(TASK DATA)
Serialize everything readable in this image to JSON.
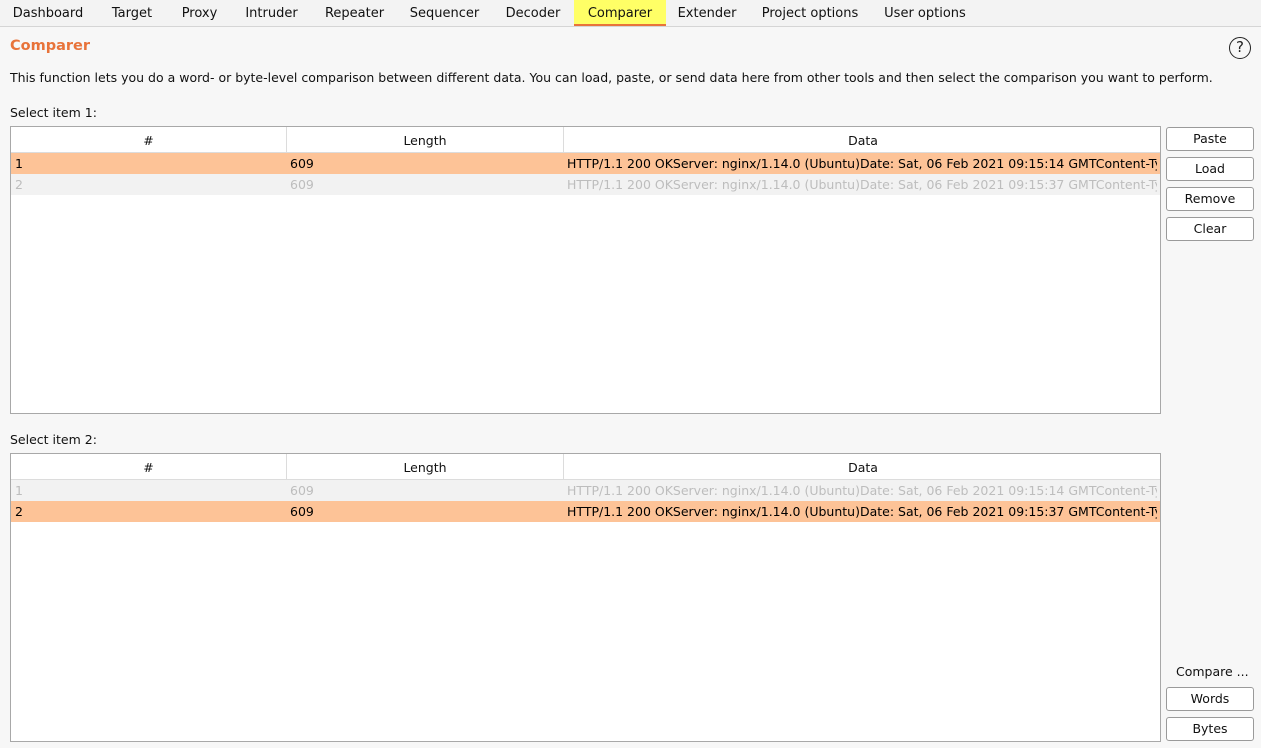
{
  "tabs": [
    {
      "label": "Dashboard",
      "active": false
    },
    {
      "label": "Target",
      "active": false
    },
    {
      "label": "Proxy",
      "active": false
    },
    {
      "label": "Intruder",
      "active": false
    },
    {
      "label": "Repeater",
      "active": false
    },
    {
      "label": "Sequencer",
      "active": false
    },
    {
      "label": "Decoder",
      "active": false
    },
    {
      "label": "Comparer",
      "active": true
    },
    {
      "label": "Extender",
      "active": false
    },
    {
      "label": "Project options",
      "active": false
    },
    {
      "label": "User options",
      "active": false
    }
  ],
  "header": {
    "title": "Comparer",
    "help_icon": "?",
    "description": "This function lets you do a word- or byte-level comparison between different data. You can load, paste, or send data here from other tools and then select the comparison you want to perform."
  },
  "columns": [
    "#",
    "Length",
    "Data"
  ],
  "item1": {
    "label": "Select item 1:",
    "rows": [
      {
        "num": "1",
        "length": "609",
        "data": "HTTP/1.1 200 OKServer: nginx/1.14.0 (Ubuntu)Date: Sat, 06 Feb 2021 09:15:14 GMTContent-Type:...",
        "selected": true
      },
      {
        "num": "2",
        "length": "609",
        "data": "HTTP/1.1 200 OKServer: nginx/1.14.0 (Ubuntu)Date: Sat, 06 Feb 2021 09:15:37 GMTContent-Type:...",
        "selected": false
      }
    ]
  },
  "item2": {
    "label": "Select item 2:",
    "rows": [
      {
        "num": "1",
        "length": "609",
        "data": "HTTP/1.1 200 OKServer: nginx/1.14.0 (Ubuntu)Date: Sat, 06 Feb 2021 09:15:14 GMTContent-Type:...",
        "selected": false
      },
      {
        "num": "2",
        "length": "609",
        "data": "HTTP/1.1 200 OKServer: nginx/1.14.0 (Ubuntu)Date: Sat, 06 Feb 2021 09:15:37 GMTContent-Type:...",
        "selected": true
      }
    ]
  },
  "buttons": {
    "paste": "Paste",
    "load": "Load",
    "remove": "Remove",
    "clear": "Clear",
    "compare_label": "Compare ...",
    "words": "Words",
    "bytes": "Bytes"
  },
  "colors": {
    "accent": "#e8733a",
    "active_tab": "#ffff66",
    "selected_row": "#fdc397"
  }
}
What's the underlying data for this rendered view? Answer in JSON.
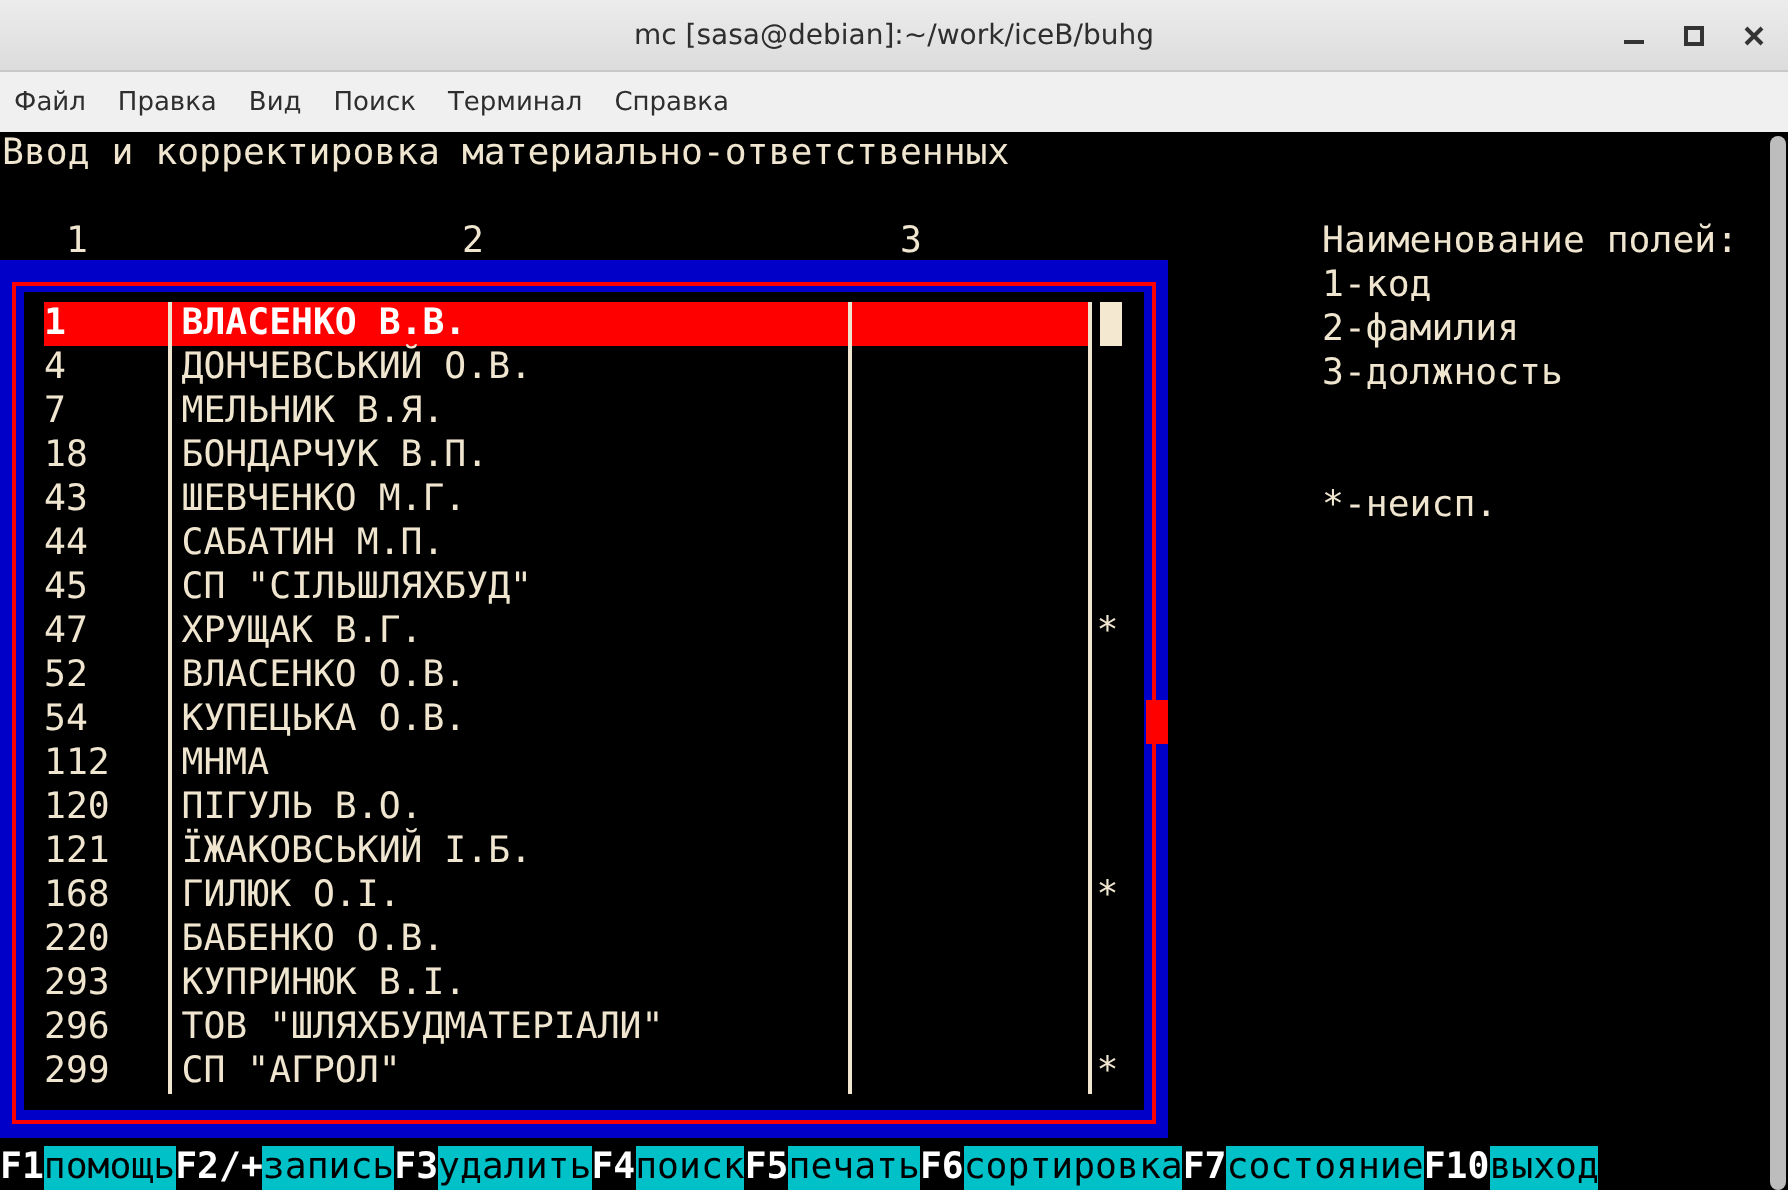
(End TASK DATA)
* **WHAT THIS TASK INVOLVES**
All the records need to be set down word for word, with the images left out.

* **SOLUTION TO THIS EXERCISE**
Serialize everything readable in this image to JSON.
{
  "tabs": [
    {
      "label": "Dashboard",
      "active": false
    },
    {
      "label": "Target",
      "active": false
    },
    {
      "label": "Proxy",
      "active": false
    },
    {
      "label": "Intruder",
      "active": false
    },
    {
      "label": "Repeater",
      "active": false
    },
    {
      "label": "Sequencer",
      "active": false
    },
    {
      "label": "Decoder",
      "active": false
    },
    {
      "label": "Comparer",
      "active": true
    },
    {
      "label": "Extender",
      "active": false
    },
    {
      "label": "Project options",
      "active": false
    },
    {
      "label": "User options",
      "active": false
    }
  ],
  "header": {
    "title": "Comparer",
    "help_icon": "?",
    "description": "This function lets you do a word- or byte-level comparison between different data. You can load, paste, or send data here from other tools and then select the comparison you want to perform."
  },
  "columns": [
    "#",
    "Length",
    "Data"
  ],
  "item1": {
    "label": "Select item 1:",
    "rows": [
      {
        "num": "1",
        "length": "609",
        "data": "HTTP/1.1 200 OKServer: nginx/1.14.0 (Ubuntu)Date: Sat, 06 Feb 2021 09:15:14 GMTContent-Type:...",
        "selected": true
      },
      {
        "num": "2",
        "length": "609",
        "data": "HTTP/1.1 200 OKServer: nginx/1.14.0 (Ubuntu)Date: Sat, 06 Feb 2021 09:15:37 GMTContent-Type:...",
        "selected": false
      }
    ]
  },
  "item2": {
    "label": "Select item 2:",
    "rows": [
      {
        "num": "1",
        "length": "609",
        "data": "HTTP/1.1 200 OKServer: nginx/1.14.0 (Ubuntu)Date: Sat, 06 Feb 2021 09:15:14 GMTContent-Type:...",
        "selected": false
      },
      {
        "num": "2",
        "length": "609",
        "data": "HTTP/1.1 200 OKServer: nginx/1.14.0 (Ubuntu)Date: Sat, 06 Feb 2021 09:15:37 GMTContent-Type:...",
        "selected": true
      }
    ]
  },
  "buttons": {
    "paste": "Paste",
    "load": "Load",
    "remove": "Remove",
    "clear": "Clear",
    "compare_label": "Compare ...",
    "words": "Words",
    "bytes": "Bytes"
  },
  "colors": {
    "accent": "#e8733a",
    "active_tab": "#ffff66",
    "selected_row": "#fdc397"
  }
}
What's the underlying data for this rendered view? Answer in JSON.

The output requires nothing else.